The dark horse presidential candidate says he told Bush what to do.
NEW ORLEANS, LA - MAY 31: Former U.S. sen. Rick Santorum (R-PA) speaks during the final day of the 2014 Republican Leadership Conference on May 31, 2014 in New Orleans, Louisiana. Some of the biggest names in the Republican Party made appearances at the 2014 Republican Leadership Conference, which hosts 1,500 delegates from across the country through May 31.

NEW ORLEANS, LA - MAY 31: Former U.S. sen. Rick Santorum (R-PA) speaks during the final day of the 2014 Republican Leadership Conference on May 31, 2014 in New Orleans, Louisiana. Some of the biggest names in the Republican Party made appearances at the 2014 Republican Leadership Conference, which hosts 1,500 delegates from across the country through May 31.

Photographer: Justin Sullivan/Getty Images

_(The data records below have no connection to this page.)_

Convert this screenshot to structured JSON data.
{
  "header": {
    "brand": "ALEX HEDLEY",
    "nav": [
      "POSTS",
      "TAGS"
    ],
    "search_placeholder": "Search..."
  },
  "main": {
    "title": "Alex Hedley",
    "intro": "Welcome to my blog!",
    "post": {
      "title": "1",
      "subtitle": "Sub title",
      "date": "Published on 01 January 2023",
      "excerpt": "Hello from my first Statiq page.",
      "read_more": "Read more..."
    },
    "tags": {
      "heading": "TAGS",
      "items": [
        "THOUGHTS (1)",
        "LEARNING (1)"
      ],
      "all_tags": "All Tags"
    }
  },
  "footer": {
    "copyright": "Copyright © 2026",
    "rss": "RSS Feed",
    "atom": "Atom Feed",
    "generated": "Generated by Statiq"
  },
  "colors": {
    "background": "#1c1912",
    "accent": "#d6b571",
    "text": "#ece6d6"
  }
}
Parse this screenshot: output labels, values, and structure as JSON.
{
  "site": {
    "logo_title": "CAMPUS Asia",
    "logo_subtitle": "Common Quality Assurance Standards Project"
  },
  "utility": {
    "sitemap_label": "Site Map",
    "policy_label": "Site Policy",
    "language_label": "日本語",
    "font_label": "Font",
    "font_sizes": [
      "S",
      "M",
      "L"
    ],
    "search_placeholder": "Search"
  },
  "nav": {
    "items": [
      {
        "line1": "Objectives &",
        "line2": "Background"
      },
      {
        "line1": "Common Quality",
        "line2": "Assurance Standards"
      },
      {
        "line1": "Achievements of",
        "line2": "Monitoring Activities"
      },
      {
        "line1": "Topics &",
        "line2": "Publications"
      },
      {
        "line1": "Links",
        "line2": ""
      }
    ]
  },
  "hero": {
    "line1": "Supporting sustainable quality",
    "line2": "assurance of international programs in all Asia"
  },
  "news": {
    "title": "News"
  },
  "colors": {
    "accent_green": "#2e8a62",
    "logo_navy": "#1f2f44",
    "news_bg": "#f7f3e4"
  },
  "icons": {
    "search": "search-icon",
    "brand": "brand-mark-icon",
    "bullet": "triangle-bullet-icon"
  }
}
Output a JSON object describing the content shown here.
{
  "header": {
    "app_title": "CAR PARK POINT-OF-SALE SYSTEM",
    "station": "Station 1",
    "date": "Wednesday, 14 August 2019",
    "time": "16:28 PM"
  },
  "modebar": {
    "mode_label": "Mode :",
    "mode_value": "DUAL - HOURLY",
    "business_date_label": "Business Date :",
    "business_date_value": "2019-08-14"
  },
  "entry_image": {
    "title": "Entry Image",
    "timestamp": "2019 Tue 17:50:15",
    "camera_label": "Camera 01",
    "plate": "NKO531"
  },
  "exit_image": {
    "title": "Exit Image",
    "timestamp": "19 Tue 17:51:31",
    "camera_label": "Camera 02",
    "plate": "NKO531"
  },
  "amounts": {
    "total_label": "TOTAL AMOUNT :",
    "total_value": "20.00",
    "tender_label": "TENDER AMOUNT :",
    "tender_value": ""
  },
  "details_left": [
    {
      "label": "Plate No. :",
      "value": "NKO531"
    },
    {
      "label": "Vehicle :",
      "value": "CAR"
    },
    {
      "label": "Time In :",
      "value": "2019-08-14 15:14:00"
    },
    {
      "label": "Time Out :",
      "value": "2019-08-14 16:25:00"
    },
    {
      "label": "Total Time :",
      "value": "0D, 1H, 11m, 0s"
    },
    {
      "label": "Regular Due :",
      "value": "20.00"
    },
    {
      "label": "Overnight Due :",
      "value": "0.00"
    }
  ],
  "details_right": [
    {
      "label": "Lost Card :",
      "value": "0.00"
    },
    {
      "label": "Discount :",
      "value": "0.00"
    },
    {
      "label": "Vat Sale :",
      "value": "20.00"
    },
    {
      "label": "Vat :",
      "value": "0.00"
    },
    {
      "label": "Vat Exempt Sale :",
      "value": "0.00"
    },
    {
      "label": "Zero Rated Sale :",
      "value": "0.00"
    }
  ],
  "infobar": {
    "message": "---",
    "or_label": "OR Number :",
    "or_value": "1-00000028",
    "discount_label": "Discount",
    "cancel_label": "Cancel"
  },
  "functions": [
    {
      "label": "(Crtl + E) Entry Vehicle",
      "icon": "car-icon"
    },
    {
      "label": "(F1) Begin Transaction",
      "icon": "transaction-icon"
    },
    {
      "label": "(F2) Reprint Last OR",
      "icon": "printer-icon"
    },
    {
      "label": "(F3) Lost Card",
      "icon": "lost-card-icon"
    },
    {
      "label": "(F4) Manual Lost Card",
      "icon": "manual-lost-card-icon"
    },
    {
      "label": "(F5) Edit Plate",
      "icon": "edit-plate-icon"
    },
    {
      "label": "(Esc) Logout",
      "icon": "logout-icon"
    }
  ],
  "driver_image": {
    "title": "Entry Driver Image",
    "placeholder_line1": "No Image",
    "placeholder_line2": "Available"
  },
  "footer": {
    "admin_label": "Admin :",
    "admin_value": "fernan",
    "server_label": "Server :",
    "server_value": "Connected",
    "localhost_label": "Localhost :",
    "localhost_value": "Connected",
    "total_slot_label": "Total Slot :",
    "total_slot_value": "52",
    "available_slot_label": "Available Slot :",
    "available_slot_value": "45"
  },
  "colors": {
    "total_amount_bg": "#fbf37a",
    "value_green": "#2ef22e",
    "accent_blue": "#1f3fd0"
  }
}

When President Obama warns against calling the Islamic State "Islamic," when he asks people to think of the movement and quasi-nation as a perversion of Islam, his supporters often point out that George W. Bush beat him to the podium. "Islam is peace," said the 43rd president less than a week after September 11, 2001. "These terrorists don't represent peace. They represent evil and war." 

Unlike Obama, Bush did sometimes refer to "radical Islam." To some conservatives, however, he didn't do it enough—"not with enough frequency or detail to change perceptions," as Daniel Pipes put it in 2005. Former Pennsylvania Senator Rick Santorum, who is giving a series of foreign policy speeches in the run-up to CPAC, is telling conservatives that the Bush critics were right. And he's reminding them that he tried to save Bush from himself.